I am fully on board with ignoring the endless parade of political news and getting back to the basics of how government operates. A straightforward and well done show from New Hampshire public radio where the whole goal is to explain one topic at a time. Kind of like Overdue above, this is perfect as a buffet style show where you pick and choose what episodes jump out at you.
Cosmic Vertigo: Emptier than empty and getting even emptier 26 minutes
OK, if you somehow haven’t picked up on it, I’m a big sucker for facts about space, and this show is pretty much just non stop awesome things about the universe. I just can’t help but recommend it often. This episode is the best explanation I’ve heard of what dark matter is and what the evidence is for it. The last 5-10 minutes gave me a strange combination of awe and big time existential anxiety.
Science Vs: Abortion- What you need to know 48 minutes
As Wendy says, this isn’t about pro life or pro choice, but pro fact. The three topics the episode focuses on are 1) how far along is a fetus developmentally for different types of abortion 2) what actually happens 3) what does medical science say about the risk to the woman.
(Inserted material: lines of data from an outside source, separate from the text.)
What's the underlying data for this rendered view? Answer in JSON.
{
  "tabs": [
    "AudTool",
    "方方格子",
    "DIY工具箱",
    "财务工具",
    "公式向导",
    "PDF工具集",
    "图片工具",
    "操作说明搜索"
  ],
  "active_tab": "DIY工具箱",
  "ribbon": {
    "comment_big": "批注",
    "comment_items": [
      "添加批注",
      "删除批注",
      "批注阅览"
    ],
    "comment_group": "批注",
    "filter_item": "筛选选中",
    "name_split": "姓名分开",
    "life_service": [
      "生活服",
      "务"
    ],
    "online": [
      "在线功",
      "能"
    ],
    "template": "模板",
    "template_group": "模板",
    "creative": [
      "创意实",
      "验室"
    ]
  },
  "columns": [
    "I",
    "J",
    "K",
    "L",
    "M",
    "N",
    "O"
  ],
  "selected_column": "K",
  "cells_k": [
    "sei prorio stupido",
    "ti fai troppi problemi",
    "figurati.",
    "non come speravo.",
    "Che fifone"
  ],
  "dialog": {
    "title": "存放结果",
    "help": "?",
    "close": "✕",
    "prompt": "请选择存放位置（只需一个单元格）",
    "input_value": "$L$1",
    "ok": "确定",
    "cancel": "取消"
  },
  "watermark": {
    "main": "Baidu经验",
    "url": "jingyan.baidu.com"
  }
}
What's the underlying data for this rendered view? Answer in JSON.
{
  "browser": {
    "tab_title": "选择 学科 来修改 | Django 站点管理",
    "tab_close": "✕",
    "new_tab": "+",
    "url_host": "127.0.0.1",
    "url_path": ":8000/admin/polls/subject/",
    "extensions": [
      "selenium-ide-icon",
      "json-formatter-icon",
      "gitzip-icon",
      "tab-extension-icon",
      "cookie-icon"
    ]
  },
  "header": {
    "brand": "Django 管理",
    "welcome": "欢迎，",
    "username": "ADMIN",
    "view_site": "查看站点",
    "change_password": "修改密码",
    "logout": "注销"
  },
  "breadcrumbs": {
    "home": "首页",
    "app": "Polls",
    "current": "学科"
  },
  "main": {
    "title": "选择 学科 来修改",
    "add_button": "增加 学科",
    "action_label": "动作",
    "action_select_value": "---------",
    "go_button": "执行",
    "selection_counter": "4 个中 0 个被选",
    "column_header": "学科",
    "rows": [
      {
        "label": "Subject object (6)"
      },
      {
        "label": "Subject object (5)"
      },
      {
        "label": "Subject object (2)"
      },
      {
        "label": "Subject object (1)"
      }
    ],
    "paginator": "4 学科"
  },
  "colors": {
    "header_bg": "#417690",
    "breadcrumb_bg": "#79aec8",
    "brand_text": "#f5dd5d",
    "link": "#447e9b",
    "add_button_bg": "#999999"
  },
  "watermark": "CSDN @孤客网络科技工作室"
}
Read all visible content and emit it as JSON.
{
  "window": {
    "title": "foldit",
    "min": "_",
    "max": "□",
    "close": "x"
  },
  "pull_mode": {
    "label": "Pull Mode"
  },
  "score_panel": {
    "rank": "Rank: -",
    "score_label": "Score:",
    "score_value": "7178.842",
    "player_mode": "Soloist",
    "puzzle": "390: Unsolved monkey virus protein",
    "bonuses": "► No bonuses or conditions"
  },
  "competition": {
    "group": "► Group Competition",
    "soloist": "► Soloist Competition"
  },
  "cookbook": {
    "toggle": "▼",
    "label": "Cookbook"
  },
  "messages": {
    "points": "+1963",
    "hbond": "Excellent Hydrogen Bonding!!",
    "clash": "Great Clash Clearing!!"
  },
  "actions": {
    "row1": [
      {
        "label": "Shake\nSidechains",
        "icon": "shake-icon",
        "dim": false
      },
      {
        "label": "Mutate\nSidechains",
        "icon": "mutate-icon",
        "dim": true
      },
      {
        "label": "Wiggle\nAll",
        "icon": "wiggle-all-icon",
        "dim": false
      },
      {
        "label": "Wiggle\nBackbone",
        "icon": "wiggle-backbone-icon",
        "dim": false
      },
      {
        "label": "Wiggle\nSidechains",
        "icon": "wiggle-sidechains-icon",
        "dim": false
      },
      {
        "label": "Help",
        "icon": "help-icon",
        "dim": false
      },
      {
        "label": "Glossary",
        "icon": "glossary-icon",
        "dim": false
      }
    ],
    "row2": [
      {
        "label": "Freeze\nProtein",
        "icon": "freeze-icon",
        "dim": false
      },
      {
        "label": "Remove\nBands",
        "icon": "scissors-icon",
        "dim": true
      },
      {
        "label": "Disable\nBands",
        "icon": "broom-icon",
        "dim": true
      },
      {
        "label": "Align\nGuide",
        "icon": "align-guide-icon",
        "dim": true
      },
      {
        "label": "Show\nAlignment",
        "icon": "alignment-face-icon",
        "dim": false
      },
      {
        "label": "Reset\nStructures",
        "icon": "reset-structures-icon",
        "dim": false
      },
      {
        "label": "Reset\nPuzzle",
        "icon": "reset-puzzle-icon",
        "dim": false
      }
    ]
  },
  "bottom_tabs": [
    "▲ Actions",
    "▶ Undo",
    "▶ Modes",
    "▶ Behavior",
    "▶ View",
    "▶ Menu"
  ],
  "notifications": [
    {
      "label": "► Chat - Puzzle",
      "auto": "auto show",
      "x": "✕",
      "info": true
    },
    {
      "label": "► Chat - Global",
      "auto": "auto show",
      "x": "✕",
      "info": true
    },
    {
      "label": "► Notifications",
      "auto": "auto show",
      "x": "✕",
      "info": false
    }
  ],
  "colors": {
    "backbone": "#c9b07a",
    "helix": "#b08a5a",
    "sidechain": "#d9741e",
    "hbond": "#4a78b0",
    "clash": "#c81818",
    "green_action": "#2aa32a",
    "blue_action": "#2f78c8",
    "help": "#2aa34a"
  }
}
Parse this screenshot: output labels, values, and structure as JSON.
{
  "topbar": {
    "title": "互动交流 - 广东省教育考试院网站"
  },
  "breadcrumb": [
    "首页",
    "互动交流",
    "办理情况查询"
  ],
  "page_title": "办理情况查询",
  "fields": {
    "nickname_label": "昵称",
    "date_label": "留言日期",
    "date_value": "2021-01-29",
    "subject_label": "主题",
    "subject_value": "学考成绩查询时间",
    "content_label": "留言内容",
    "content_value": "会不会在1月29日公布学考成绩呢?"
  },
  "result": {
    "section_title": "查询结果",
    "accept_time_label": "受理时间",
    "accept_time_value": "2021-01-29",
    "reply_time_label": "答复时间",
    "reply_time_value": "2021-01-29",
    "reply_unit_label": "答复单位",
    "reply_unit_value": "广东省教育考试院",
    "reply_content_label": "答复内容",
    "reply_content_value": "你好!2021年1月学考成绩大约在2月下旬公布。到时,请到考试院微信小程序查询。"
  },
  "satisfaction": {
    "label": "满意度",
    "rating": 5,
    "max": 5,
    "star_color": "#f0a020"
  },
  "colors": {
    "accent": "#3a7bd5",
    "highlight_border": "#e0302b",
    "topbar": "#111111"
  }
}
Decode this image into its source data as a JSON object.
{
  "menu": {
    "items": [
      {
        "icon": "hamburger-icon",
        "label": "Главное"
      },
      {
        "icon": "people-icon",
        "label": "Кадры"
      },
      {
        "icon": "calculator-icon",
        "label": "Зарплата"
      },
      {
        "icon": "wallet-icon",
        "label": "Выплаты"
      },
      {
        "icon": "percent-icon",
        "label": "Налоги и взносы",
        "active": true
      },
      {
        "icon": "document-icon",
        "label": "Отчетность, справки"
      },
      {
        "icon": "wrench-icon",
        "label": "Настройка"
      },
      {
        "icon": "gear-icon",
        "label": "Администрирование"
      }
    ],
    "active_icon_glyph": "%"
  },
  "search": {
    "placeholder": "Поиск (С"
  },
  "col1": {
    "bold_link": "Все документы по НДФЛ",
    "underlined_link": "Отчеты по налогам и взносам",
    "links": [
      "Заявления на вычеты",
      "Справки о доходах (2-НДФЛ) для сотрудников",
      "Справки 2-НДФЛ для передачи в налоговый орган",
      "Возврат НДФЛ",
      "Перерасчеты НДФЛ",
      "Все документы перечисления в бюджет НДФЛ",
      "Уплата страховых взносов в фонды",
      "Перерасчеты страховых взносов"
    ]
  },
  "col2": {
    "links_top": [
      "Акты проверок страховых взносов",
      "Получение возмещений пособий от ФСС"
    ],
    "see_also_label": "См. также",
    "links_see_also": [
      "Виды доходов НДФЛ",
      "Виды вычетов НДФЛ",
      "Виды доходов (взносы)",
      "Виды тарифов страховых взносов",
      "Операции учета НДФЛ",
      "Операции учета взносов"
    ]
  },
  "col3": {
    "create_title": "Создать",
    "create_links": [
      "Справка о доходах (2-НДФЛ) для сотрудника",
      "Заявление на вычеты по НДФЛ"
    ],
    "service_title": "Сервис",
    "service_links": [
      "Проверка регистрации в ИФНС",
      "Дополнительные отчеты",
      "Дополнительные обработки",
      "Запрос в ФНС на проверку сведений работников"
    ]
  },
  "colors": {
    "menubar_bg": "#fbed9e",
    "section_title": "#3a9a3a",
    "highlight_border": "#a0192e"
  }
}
I won’t break down the conclusions for each like usual, but I will say that it’s a much more descriptive and informative discussion than usually goes along with this topic.
CGP Grey: The Trouble with Transporters 6 minutes
I re-watched The Prestige this past weekend with my wife and I couldn’t help but think that the ending sequence implies similar philosophical implications as this video. CGP Grey argues here that the transporter in Star Trek or any similar type device represents an absolute horror show of invisible mass murder. Or as The Great Danton wonders, how do you know if you’ll be the man in the box?
Beyond the press: 20 kilograms of red hot steel vs frozen lake 9 minutes
Finnish man burns a hole into his pond with a huge piece of glowing metal. Finnish man proceeds to nonchalantly hop into the freezing water to collect it and then say it’s no big deal. Educational value is questionable, but there is something just so oddly charming about it all.
STAT: Before you send your spit to 23andMe, what you need to know
“23andMe is still fine-tuning the reports, but its tests will also tell you how the presence (or absence) of variants affects the risk of getting a disease during your lifetime. If there’s enough science to quantify that, the report will specify a percentage, like “your risk is 3 percent.”
The Atlantic: Escaping Poverty Requires Almost 20 Years With Nearly Nothing Going Wrong
“Temin identifies two types of workers in what he calls “the dual economy.” The first are skilled, tech-savvy workers and managers with college degrees and high salaries who are concentrated heavily in fields such as finance, technology, and electronics—hence his labeling it the “FTE sector.” They make up about 20 percent of the roughly 320 million people who live in America.”
books: Which book did you reread at a later stage in your life and your perspective completely changed?
Popular book discussions on Reddit will always make you add a few more to your list.
explain it like I’m five: Why is Japan not facing economic ruin when its debt to GDP ratio is much worse than Greece during the eurozone crisis?
Some bite sized and interesting economic lessons to be found.
The Startup Mixtape: If you are at all inclined to listen to business podcasts, this is a pretty awesome new site that breaks down the best episodes into various categories. Their newsletter will also continue the spirit of the previous iteration, The Podcast Wire, which provides weekly podcast recommendations and summaries. I always look forward to this in my inbox.
Quote: “Passion is rare; curiosity is everyday.” – Elizabeth Gilbert
That’s all for this week!
Connect with me @erikthejones on twitter and if you’ve learned anything interesting, please forward this link to any curious natured friends or family so they can subscribe. Many thanks!